▸ Exercise aim: In the entries that follow, find every line containing "used" and copy it.

Excerpts from an interface dataset:
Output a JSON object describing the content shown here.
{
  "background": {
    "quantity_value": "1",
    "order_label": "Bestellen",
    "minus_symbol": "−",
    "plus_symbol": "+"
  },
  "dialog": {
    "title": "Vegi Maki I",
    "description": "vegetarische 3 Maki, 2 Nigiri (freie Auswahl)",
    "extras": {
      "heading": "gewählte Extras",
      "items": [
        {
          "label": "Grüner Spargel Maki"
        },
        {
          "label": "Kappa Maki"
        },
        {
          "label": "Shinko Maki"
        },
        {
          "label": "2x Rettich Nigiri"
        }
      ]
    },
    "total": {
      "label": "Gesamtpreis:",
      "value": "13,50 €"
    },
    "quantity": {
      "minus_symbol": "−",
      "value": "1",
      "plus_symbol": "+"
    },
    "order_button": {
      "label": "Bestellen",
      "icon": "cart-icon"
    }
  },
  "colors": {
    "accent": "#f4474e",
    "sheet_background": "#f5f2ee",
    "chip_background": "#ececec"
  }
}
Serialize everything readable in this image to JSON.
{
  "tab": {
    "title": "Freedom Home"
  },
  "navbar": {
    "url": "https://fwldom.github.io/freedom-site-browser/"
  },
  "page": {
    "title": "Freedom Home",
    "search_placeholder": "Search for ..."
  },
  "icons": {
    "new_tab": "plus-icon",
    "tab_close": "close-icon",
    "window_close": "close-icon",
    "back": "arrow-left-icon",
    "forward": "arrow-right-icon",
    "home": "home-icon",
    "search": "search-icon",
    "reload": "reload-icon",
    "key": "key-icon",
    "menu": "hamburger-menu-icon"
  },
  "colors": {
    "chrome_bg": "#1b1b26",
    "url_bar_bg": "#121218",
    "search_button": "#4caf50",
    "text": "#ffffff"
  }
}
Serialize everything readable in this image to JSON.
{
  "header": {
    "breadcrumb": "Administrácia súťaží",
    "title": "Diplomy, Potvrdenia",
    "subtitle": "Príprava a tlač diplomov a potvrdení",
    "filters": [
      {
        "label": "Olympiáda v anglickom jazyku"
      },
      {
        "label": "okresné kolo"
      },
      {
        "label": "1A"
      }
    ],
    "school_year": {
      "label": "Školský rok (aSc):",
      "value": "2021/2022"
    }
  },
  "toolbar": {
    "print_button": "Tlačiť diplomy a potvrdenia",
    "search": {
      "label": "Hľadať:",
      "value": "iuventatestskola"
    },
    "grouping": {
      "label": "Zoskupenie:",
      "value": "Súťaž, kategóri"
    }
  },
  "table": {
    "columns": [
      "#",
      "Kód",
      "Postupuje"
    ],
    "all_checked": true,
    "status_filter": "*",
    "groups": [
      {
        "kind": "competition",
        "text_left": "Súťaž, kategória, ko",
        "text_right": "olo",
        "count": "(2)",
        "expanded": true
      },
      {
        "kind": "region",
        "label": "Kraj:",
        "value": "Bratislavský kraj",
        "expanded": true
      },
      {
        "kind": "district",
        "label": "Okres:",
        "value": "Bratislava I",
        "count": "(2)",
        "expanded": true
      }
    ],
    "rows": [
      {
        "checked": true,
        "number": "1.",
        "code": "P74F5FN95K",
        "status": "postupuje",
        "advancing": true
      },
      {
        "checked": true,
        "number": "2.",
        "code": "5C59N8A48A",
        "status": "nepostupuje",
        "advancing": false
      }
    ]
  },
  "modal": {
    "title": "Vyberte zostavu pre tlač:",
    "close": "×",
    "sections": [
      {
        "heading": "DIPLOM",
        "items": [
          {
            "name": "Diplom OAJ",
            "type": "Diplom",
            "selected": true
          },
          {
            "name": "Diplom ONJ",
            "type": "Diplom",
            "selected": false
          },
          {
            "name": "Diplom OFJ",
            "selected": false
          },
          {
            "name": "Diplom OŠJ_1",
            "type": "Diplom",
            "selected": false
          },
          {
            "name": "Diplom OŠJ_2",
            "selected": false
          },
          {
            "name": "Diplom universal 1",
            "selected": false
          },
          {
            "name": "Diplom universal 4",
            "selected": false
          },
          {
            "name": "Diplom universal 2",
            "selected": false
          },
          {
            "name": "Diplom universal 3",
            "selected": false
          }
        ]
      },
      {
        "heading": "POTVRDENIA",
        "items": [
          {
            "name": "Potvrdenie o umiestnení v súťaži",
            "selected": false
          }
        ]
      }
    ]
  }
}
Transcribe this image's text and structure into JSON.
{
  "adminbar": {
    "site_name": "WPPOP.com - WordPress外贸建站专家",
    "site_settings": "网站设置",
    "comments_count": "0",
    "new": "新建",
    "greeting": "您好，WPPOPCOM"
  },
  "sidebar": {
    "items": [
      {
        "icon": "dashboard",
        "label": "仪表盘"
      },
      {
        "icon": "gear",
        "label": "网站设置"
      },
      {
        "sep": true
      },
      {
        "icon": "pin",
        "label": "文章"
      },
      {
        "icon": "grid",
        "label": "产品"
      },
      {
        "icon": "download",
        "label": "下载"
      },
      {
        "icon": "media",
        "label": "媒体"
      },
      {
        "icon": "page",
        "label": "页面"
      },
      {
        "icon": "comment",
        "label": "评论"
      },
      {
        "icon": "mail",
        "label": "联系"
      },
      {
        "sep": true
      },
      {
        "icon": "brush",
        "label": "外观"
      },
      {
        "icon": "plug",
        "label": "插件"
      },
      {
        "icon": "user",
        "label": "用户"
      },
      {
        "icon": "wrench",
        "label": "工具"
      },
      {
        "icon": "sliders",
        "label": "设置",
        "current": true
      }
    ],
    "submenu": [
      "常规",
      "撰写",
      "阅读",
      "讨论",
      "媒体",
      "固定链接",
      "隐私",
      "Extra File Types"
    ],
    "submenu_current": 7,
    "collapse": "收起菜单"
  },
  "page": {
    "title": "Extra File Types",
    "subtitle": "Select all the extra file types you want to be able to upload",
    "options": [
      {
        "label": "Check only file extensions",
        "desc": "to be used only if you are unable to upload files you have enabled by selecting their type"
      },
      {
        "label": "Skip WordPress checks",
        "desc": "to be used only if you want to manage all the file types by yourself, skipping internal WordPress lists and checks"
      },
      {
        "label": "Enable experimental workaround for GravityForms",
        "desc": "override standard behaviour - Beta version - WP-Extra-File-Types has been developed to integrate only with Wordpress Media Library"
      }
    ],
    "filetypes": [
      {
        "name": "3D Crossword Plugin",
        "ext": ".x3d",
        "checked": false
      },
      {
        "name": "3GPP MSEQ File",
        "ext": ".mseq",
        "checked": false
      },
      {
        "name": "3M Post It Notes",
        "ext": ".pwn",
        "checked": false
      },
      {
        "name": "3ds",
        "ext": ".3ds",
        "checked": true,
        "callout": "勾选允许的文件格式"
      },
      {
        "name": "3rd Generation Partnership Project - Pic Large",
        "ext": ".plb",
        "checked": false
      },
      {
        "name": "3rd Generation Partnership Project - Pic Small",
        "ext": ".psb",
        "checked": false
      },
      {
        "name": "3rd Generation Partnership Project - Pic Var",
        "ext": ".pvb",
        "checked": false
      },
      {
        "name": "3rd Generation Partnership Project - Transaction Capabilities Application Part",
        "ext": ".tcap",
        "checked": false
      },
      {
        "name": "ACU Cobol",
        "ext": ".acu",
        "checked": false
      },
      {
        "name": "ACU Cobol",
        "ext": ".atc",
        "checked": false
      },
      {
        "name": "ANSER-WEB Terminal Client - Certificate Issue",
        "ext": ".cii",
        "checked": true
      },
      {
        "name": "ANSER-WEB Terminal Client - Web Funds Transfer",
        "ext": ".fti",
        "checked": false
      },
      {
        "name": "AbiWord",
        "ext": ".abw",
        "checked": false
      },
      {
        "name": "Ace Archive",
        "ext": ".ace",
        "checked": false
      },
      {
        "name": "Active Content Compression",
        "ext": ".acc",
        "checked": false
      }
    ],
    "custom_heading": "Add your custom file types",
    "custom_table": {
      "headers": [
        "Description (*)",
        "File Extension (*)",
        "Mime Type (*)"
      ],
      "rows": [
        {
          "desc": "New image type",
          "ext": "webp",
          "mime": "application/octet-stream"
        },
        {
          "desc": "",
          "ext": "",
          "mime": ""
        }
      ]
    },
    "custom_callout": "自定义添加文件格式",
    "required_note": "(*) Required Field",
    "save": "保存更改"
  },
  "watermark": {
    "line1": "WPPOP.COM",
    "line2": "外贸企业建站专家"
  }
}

▸ Task output:
        "desc": "to be used only if you are unable to upload files you have enabled by selecting their type"
        "desc": "to be used only if you want to manage all the file types by yourself, skipping internal WordPress lists and checks"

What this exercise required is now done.